*Instructions to follow*
Every record must be retyped exactly as it reads.

*Information supplied*
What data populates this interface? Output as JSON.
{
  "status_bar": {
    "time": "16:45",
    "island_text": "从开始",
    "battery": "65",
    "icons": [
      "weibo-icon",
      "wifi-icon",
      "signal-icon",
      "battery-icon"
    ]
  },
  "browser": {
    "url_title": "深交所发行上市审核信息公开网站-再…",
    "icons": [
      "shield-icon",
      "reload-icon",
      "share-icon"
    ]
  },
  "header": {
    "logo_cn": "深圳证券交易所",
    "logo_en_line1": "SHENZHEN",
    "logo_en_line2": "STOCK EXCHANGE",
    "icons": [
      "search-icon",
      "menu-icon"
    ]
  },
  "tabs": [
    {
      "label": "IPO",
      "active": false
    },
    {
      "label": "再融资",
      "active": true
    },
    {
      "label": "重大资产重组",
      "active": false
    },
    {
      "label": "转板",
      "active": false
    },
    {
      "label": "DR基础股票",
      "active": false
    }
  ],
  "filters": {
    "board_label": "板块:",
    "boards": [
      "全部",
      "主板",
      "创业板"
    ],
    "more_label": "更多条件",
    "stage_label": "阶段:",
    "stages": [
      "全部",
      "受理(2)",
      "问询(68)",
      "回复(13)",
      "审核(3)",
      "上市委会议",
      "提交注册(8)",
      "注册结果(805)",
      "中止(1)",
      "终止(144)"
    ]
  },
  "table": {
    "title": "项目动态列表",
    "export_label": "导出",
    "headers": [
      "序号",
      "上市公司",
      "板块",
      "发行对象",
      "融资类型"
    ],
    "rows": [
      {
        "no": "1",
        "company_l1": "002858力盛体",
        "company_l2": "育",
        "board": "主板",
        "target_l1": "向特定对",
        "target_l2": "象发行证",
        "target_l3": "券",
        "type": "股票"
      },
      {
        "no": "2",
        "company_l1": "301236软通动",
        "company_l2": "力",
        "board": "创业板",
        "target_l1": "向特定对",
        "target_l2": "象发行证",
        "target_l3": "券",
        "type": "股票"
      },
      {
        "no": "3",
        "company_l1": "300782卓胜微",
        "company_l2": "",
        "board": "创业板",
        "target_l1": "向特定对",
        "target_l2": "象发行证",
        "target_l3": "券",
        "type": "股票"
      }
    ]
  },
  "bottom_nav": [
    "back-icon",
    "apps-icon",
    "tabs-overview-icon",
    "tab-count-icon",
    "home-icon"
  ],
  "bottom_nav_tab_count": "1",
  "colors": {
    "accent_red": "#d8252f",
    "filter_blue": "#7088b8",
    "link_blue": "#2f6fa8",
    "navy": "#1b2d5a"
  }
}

*Result*
What data populates this interface? Output as JSON.
{
  "status_bar": {
    "time": "16:45",
    "island_text": "从开始",
    "battery": "65",
    "icons": [
      "weibo-icon",
      "wifi-icon",
      "signal-icon",
      "battery-icon"
    ]
  },
  "browser": {
    "url_title": "深交所发行上市审核信息公开网站-再…",
    "icons": [
      "shield-icon",
      "reload-icon",
      "share-icon"
    ]
  },
  "header": {
    "logo_cn": "深圳证券交易所",
    "logo_en_line1": "SHENZHEN",
    "logo_en_line2": "STOCK EXCHANGE",
    "icons": [
      "search-icon",
      "menu-icon"
    ]
  },
  "tabs": [
    {
      "label": "IPO",
      "active": false
    },
    {
      "label": "再融资",
      "active": true
    },
    {
      "label": "重大资产重组",
      "active": false
    },
    {
      "label": "转板",
      "active": false
    },
    {
      "label": "DR基础股票",
      "active": false
    }
  ],
  "filters": {
    "board_label": "板块:",
    "boards": [
      "全部",
      "主板",
      "创业板"
    ],
    "more_label": "更多条件",
    "stage_label": "阶段:",
    "stages": [
      "全部",
      "受理(2)",
      "问询(68)",
      "回复(13)",
      "审核(3)",
      "上市委会议",
      "提交注册(8)",
      "注册结果(805)",
      "中止(1)",
      "终止(144)"
    ]
  },
  "table": {
    "title": "项目动态列表",
    "export_label": "导出",
    "headers": [
      "序号",
      "上市公司",
      "板块",
      "发行对象",
      "融资类型"
    ],
    "rows": [
      {
        "no": "1",
        "company_l1": "002858力盛体",
        "company_l2": "育",
        "board": "主板",
        "target_l1": "向特定对",
        "target_l2": "象发行证",
        "target_l3": "券",
        "type": "股票"
      },
      {
        "no": "2",
        "company_l1": "301236软通动",
        "company_l2": "力",
        "board": "创业板",
        "target_l1": "向特定对",
        "target_l2": "象发行证",
        "target_l3": "券",
        "type": "股票"
      },
      {
        "no": "3",
        "company_l1": "300782卓胜微",
        "company_l2": "",
        "board": "创业板",
        "target_l1": "向特定对",
        "target_l2": "象发行证",
        "target_l3": "券",
        "type": "股票"
      }
    ]
  },
  "bottom_nav": [
    "back-icon",
    "apps-icon",
    "tabs-overview-icon",
    "tab-count-icon",
    "home-icon"
  ],
  "bottom_nav_tab_count": "1",
  "colors": {
    "accent_red": "#d8252f",
    "filter_blue": "#7088b8",
    "link_blue": "#2f6fa8",
    "navy": "#1b2d5a"
  }
}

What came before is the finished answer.